Most politicians coyly deny until the last possible minute that they want to lead their country, but Burmese opposition leader and Nobel laureate Aung San Suu Kyi dispensed with the usual pleasantries Thursday and announced unequivocally — two years before the 2015 election — her desire to be president.

Although she has expressed interest before, the timing and venue, a packed meeting of the World Economic Forum in Naypyidaw, Burma’s capital, appeared designed for impact.

“I want to run for president, and I’m quite frank about it,” Suu Kyi, 67, told a panel. “If I pretended that I didn’t want to be president, I wouldn’t be honest, and I would rather be honest with my people than otherwise.”

Only one problem: It will be all but impossible for her to run in the election. And she knows it.

When the then-military dictatorship decided a few years ago to introduce limited democratic reforms and open Burma to the West, analysts said, it wrote rules to ensure that the popular Suu Kyi wouldn’t threaten its power.

The constitution of Burma, also known as Myanmar, states that no Burmese citizen with foreign relatives can become president or vice president. Suu Kyi’s now-deceased husband was British, and her two sons hold British passports.

Beyond that are various procedural barriers. A constitutional amendment requires at least 75 percent approval in parliament. But 25 percent of the body’s seats are reserved for the military, while a majority of the rest are held by former troops or their close business associates.

“The constitution is designed so it really can’t be changed without the military deciding to do so,” said Bertil Lintner, a Thailand-based author of seven books on Burma. “There’s simply no time.”
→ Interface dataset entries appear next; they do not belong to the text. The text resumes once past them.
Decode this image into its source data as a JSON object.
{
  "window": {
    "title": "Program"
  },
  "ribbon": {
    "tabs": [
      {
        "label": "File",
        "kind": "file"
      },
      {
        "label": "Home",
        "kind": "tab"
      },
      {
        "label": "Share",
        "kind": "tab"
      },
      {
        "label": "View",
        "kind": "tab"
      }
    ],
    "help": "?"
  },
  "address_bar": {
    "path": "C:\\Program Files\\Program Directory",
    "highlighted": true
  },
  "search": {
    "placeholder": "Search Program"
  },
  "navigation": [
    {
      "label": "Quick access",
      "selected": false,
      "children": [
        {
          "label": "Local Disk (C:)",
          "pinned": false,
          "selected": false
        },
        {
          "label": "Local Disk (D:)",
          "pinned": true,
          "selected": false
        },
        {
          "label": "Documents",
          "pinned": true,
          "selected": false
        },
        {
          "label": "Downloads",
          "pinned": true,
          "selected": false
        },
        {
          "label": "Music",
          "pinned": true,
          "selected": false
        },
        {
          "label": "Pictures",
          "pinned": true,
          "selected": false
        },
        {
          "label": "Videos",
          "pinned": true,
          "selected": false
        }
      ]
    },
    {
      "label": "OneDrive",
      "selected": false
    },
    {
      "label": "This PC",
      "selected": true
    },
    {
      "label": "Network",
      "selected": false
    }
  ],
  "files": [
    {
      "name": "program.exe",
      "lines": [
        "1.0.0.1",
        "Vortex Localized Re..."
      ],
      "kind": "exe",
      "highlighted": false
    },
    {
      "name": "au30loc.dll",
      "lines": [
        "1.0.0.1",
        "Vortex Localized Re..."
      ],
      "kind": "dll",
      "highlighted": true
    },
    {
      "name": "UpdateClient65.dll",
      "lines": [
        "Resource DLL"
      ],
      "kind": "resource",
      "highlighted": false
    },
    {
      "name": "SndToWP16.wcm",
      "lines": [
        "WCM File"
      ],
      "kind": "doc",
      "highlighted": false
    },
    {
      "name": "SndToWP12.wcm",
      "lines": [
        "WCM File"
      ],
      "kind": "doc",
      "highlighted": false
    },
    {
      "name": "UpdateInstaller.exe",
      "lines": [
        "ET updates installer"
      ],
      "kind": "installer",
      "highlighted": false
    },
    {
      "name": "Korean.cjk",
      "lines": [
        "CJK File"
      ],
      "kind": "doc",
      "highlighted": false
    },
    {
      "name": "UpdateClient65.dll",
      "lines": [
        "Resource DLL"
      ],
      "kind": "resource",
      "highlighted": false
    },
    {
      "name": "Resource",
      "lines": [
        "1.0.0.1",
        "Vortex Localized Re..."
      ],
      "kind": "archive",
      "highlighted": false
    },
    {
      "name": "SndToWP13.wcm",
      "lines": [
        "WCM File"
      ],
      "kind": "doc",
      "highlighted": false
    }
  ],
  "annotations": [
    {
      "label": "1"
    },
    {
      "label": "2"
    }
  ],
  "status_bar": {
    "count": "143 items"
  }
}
Even if parliament approves an amendment allowing Suu Kyi to run, the change still requires majority approval in a nationwide referendum, which takes more time, analysts said.

In any fair election based on a popular vote, many Burmese say, Suu Kyi would win handily over her military-backed rivals. She won her parliamentary seat with 99 percent of the vote in an April 2012 special election, while her party took 43 of the 44 seats it contested.

Myanmar's pro-democracy leader Aung San Suu Kyi talks to reporters during a news conference at the World Economic Forum on East Asia. (Soe Zeya Tun/REUTERS)

— Los Angeles Times